However, after the Kelowna Fr. Pandosy Council was formed, the Okanagan Council did not function beyond World War Two. Several
Vernon knights joined the Fr. Pandosy Council because the Catholic population here was small and only in 1950 were the men
able to form a Columbus Club. But from then on the city of Vernon was growing and on April 10, 1960, St. James Council 4949
received its charter. Our first Grand Knight was Bro. Hank Murray. We have a list of 53 of our charter members, but at the
time of writing (May 2009) only six are still alive. As the BC & Yukon State celebrates a centennial, our council celebrates
St. James Council
continues to be active in Church, parish and community. A maintenance committee looks after the needs and upkeep of our church,
the rectory and also our Catholic school. Members organize the annual necrology mass and Marian Hour. They are involved in
the RCIA, prayer group, and Pro-life Society. We are supporting many charities as well as our seminarians, high school graduates,
and an orphanage in India. The BC State Convention was held on its diamond jubilee year of 1971 in Vernon. The second time
the convention was held here was in 1989, and council received many compliments on the run of this event. In 1997, as the
Order celebrated 100 years in Canada, our council asked Vernon City Council to proclaim the week of November 23-29 as the
Knights of Columbus Week. Many Star Council and other awards attest to the activities and involvements of our members.
Four years after receiving its charter, Council
4949 was approached by Miss Benedicta Yeatman with the suggestion to build and operate a senior citizens centre. She donated

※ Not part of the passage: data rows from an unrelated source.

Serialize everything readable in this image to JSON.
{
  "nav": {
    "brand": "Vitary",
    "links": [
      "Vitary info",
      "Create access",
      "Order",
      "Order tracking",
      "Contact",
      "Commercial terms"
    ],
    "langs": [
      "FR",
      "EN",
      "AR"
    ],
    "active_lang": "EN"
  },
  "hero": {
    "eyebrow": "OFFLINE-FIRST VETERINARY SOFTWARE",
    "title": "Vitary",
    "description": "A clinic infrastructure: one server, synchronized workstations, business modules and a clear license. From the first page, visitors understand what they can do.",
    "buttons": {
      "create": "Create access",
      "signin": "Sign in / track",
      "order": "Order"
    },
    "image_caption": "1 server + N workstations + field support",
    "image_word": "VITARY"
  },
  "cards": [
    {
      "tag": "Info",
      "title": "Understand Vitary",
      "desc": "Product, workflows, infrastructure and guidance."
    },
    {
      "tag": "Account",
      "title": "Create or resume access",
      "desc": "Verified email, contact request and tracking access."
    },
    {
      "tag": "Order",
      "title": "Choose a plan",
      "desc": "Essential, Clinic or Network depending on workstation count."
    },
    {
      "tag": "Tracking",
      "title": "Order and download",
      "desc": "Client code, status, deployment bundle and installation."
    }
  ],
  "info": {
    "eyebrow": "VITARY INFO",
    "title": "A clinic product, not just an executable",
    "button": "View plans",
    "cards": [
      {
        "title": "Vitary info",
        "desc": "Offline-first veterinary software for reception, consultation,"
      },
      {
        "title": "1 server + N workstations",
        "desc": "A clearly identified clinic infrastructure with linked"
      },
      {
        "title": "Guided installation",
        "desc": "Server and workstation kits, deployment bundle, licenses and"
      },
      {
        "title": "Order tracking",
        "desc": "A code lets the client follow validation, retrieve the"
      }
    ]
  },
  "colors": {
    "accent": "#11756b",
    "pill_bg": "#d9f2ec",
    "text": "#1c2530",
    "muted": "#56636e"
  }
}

her property for this cause. A society was formed by our Knights and named "Okanagan Commemorative Pioneer Cultural Society
(OSPCS)." Miss Yeatman's property lay just about in the middle of town; our permit was denied and the
City of Vernon expropriated this property for their own use. Council then purchased another property--an old cannery--with
the money received from the City. The Knights renovated a portion of the big building for council chambers. One night, a few
years later, a roaring fire destroyed the building and thus left the St. James Council "homeless." Now renewed efforts
were made by a number of knights to continue with the original plans.
With the help of the provincial government the men assembled a parcel of land in town. It was located close to many seniors'
residences. There a 115-unit intermediate care facility was erected, called "The Gateby", and after its completion
in the fall of 1983, was just about immediately fully occupied. A board of directors from the Knights was elected to govern
this facility. The next step for the society (OCPCS) was to erect a 17,000 sq.ft. building adjacent to the Gateby. It was
to serve as a recreational centre as per the original commitment of many years ago. The centre includes a pool room, crafts
room, library, a cafeteria and a complete kitchen which can cater to a variety of banquets. The official opening was held
November 3, 1989. Being so accessible from all directions and having a pleasant and tasteful interior, it proves a boon to
our city and surrounding area. Many Knights and other volunteers add to the welcoming atmosphere. After several years under
the direction and management by the Knights, the Schubert Centre (so named after a pioneer family) was given to the Senior
Citizens Society to continue the operation.
Now the OCPCS was able to concentrate on a low-cost housing building. It was to be called Columbus Court. It was finished
in 1992 and quickly the 36 suites were filled. A large room became an office and board room for our council. A few years later
it was shared by Council 12202. In another spacious room the monthly meetings of Councils 4949 and 12202 take place. In 2002
an addition was constructed with 35 suites. The board of OCPCS still directs and administers the Columbus Court while the
"Gateby" is now in the hands of the provincial government. The Schubert Center is operated by the seniors’
It took many years
of committed "men they call knights" to bring their dream as well as that of a woman to a fruitful and useful conclusion.
These three multi-million dollar buildings will remain a lasting monument for the men of Council 4949 and our Order.